See also: chase, cut

cut to the chase

in. to focus on what is important; to abandon the preliminaries and deal with the major points.
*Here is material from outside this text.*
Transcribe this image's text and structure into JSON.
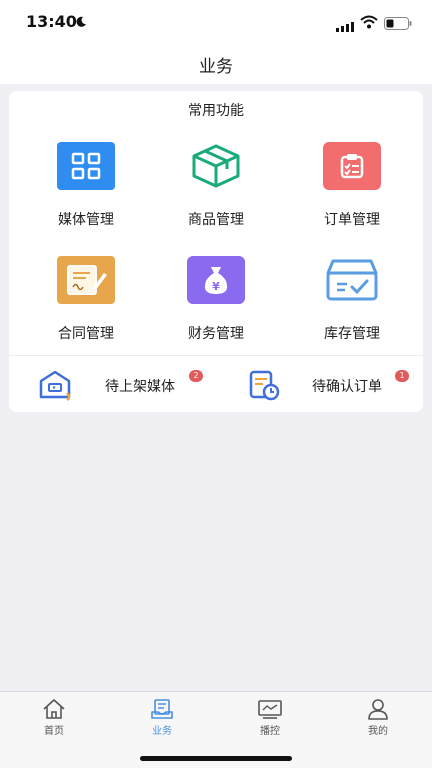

After a few introductory comments, we cut to the chase and began negotiating.
See also: chase, cut

cut to the chase

To get to the matter at hand.
See also: chase, cut
References in periodicals archive ?
One newspaperman tried his best to elicit an answer from Black but, mindful of the pre-gathering request, went about it in such a long-winded way that, to great laughter, Blues' press officer Andy Maxey eventually stepped in and cut to the chase for him.
If we follow that particular argument, then why not cut to the chase and just go for a national force?
We'd certainly pay more attention if Ted Kennedy would just cut to the chase and say ``You are the weakest link
THURSDAYS do not come a lot more mundane than this so we might as well cut to the chase and side with Martins Gem in the 9.
Maybe the Irish aviation Authority, if it was them that employed him, should cut to the chase and just make it a job requirement on the application form - then add an appropriate box so the miscreants can detail their previous life of crime.
The objective is for the city to cut to the chase," said Marx.
Now Liverpool's Cut to the Chase Productions is bringing the world premiere of Esther Wilson's play Tony Teardrop to the stage, in a site-specific production at St Luke's (Bombed Out) Church.
Claire and Jon cut to the chase - and picked their favourite pizza place to celebrate becoming Mr and Mrs.
But the tycoon, a close ally of Gordon Brown, told BBC London yesterday: "Someone like me, who tends to cut to the chase, would be the right kind of person to look after a city like London.
She is artistic director of Cut to the Chase Productions, a film and theatre production company based at Parr Street Studios, Liverpool, and is busy rehearsing for Wall Talks, inside the old Tobacco Warehouse at Liverpool's Stanley Dock.
I will spare your readers any of that and cut to the chase.
He likes to get rid of all the bull and cut to the chase and get to where he has to go.
Why not just cut to the chase and ship everybody who hits age sixty-five to the Aleutian Islands and set them out on ice floes armed with nothing more than blankets, matches, and pointy sticks?